Description: Small, round to oblong, yellow fruits with tiny black spots and dense yellow flesh; ripens in October in Central Virginia
Habit: Grafted onto semi-dwarfing rootstock (MM111); grows 14-16’ high; space trees 15-20’ apart; early to mid-season blooming period; bears heavily
Culture: Prefers full sun and average soil; mulch to conserve moisture; additional pollinator (apple variety) recommended for improved fruit production and shape
Hardiness: USDA Zones 4 through 8
A very popular cider apple in the 19th-century, Harrison was thought to have gone extinct until it was rediscovered in New Jersey in 1976. Noted Virginia apple grower and historian Tom Burford helped to reintroduce this important apple, citing its ability to produce an “extremely dark, rich cider with an exceptional mouth-feel.” The Harrison was praised as far back as 1846 when A.J. Downing wrote that it “…has long enjoyed the highest reputation as a cider fruit…The tree grows thriftily and bears very large crops.” Resistant to apple scab and good for storing.
This tree will ship bare root.

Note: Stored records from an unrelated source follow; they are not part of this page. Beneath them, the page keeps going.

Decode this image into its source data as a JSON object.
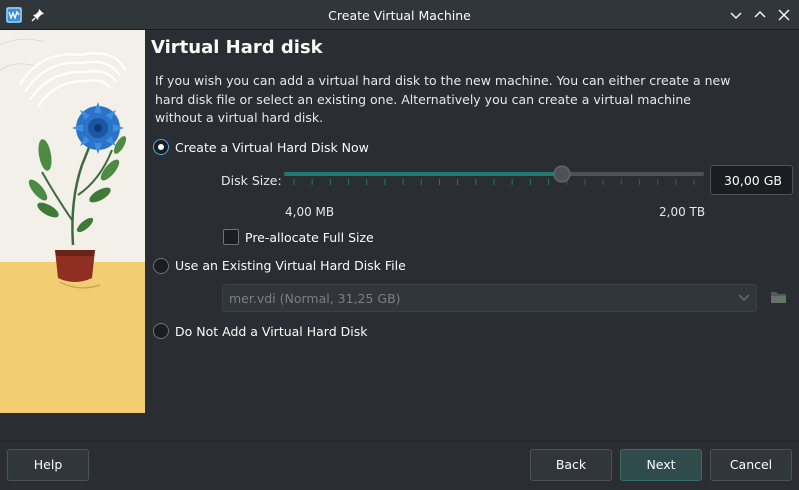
{
  "window": {
    "title": "Create Virtual Machine"
  },
  "page": {
    "title": "Virtual Hard disk",
    "description_lines": [
      "If you wish you can add a virtual hard disk to the new machine. You can either create a new",
      "hard disk file or select an existing one. Alternatively you can create a virtual machine",
      "without a virtual hard disk."
    ]
  },
  "options": {
    "create_new": {
      "label": "Create a Virtual Hard Disk Now",
      "checked": true
    },
    "use_existing": {
      "label": "Use an Existing Virtual Hard Disk File",
      "checked": false
    },
    "no_disk": {
      "label": "Do Not Add a Virtual Hard Disk",
      "checked": false
    }
  },
  "disk_size": {
    "label": "Disk Size:",
    "value": "30,00 GB",
    "min_label": "4,00 MB",
    "max_label": "2,00 TB",
    "slider_fraction": 0.67
  },
  "preallocate": {
    "label": "Pre-allocate Full Size",
    "checked": false
  },
  "existing_file": {
    "selected": "mer.vdi (Normal, 31,25 GB)"
  },
  "buttons": {
    "help": "Help",
    "back": "Back",
    "next": "Next",
    "cancel": "Cancel"
  },
  "colors": {
    "accent": "#3daee9",
    "slider_fill": "#1d7a72",
    "background": "#2a2e32"
  }
}
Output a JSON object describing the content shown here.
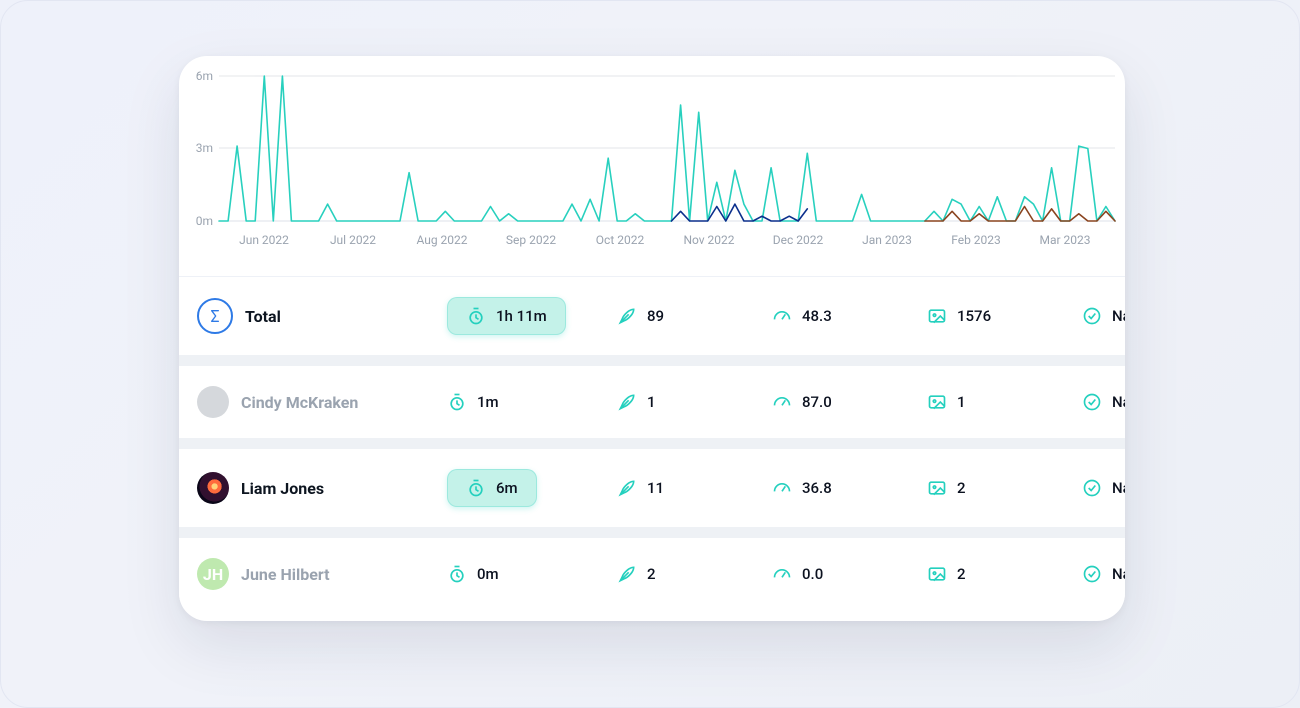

One year grafted M111 is approximately 4' tall.
Bare root planting tips:
~ If you can't plant immediately, store your plant in a cool location and keep the roots moist or pot in a container with a nursery potting mix from your local garden center.
~ Before planting, let the roots soak for several hours as you prepare the site. You'll want to dig a large enough hole so the root mass can spread out and the plant is at the same soil level as when it was growing in the nursery.
~ Once planted, water it in well and wait a month before fertilizing. Mulching will help to maintain moisture and raise soil temperatures for faster growth.